**Task requirements**
The expected output is every entry that follows, reproduced exactly.

::: Information provided

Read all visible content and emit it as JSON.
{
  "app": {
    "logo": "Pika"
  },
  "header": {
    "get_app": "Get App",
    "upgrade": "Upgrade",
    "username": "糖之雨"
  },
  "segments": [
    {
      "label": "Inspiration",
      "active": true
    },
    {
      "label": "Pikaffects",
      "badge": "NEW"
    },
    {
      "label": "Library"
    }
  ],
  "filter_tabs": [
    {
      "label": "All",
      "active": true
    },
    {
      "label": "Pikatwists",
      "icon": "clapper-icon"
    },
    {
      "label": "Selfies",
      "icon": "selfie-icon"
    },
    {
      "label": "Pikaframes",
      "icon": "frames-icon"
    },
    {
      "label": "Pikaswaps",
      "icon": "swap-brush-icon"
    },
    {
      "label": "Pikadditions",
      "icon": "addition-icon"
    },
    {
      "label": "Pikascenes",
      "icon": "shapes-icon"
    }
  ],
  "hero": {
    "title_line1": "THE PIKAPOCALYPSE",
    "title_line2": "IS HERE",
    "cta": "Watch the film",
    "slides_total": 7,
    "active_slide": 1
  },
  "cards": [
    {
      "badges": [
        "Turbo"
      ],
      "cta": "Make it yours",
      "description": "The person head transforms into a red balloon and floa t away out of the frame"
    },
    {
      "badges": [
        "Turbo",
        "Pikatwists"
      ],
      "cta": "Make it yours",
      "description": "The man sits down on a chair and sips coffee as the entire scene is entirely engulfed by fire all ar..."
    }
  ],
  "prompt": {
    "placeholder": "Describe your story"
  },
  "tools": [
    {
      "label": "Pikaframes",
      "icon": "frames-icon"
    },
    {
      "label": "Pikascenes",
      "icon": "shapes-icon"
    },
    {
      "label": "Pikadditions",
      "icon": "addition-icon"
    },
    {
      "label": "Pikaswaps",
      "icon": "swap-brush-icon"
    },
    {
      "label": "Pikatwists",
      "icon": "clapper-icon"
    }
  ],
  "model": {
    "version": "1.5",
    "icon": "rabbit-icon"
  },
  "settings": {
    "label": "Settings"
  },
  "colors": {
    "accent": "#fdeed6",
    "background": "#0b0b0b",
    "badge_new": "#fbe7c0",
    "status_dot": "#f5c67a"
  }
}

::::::

**Your solution**
Read all visible content and emit it as JSON.
{
  "app": {
    "logo": "Pika"
  },
  "header": {
    "get_app": "Get App",
    "upgrade": "Upgrade",
    "username": "糖之雨"
  },
  "segments": [
    {
      "label": "Inspiration",
      "active": true
    },
    {
      "label": "Pikaffects",
      "badge": "NEW"
    },
    {
      "label": "Library"
    }
  ],
  "filter_tabs": [
    {
      "label": "All",
      "active": true
    },
    {
      "label": "Pikatwists",
      "icon": "clapper-icon"
    },
    {
      "label": "Selfies",
      "icon": "selfie-icon"
    },
    {
      "label": "Pikaframes",
      "icon": "frames-icon"
    },
    {
      "label": "Pikaswaps",
      "icon": "swap-brush-icon"
    },
    {
      "label": "Pikadditions",
      "icon": "addition-icon"
    },
    {
      "label": "Pikascenes",
      "icon": "shapes-icon"
    }
  ],
  "hero": {
    "title_line1": "THE PIKAPOCALYPSE",
    "title_line2": "IS HERE",
    "cta": "Watch the film",
    "slides_total": 7,
    "active_slide": 1
  },
  "cards": [
    {
      "badges": [
        "Turbo"
      ],
      "cta": "Make it yours",
      "description": "The person head transforms into a red balloon and floa t away out of the frame"
    },
    {
      "badges": [
        "Turbo",
        "Pikatwists"
      ],
      "cta": "Make it yours",
      "description": "The man sits down on a chair and sips coffee as the entire scene is entirely engulfed by fire all ar..."
    }
  ],
  "prompt": {
    "placeholder": "Describe your story"
  },
  "tools": [
    {
      "label": "Pikaframes",
      "icon": "frames-icon"
    },
    {
      "label": "Pikascenes",
      "icon": "shapes-icon"
    },
    {
      "label": "Pikadditions",
      "icon": "addition-icon"
    },
    {
      "label": "Pikaswaps",
      "icon": "swap-brush-icon"
    },
    {
      "label": "Pikatwists",
      "icon": "clapper-icon"
    }
  ],
  "model": {
    "version": "1.5",
    "icon": "rabbit-icon"
  },
  "settings": {
    "label": "Settings"
  },
  "colors": {
    "accent": "#fdeed6",
    "background": "#0b0b0b",
    "badge_new": "#fbe7c0",
    "status_dot": "#f5c67a"
  }
}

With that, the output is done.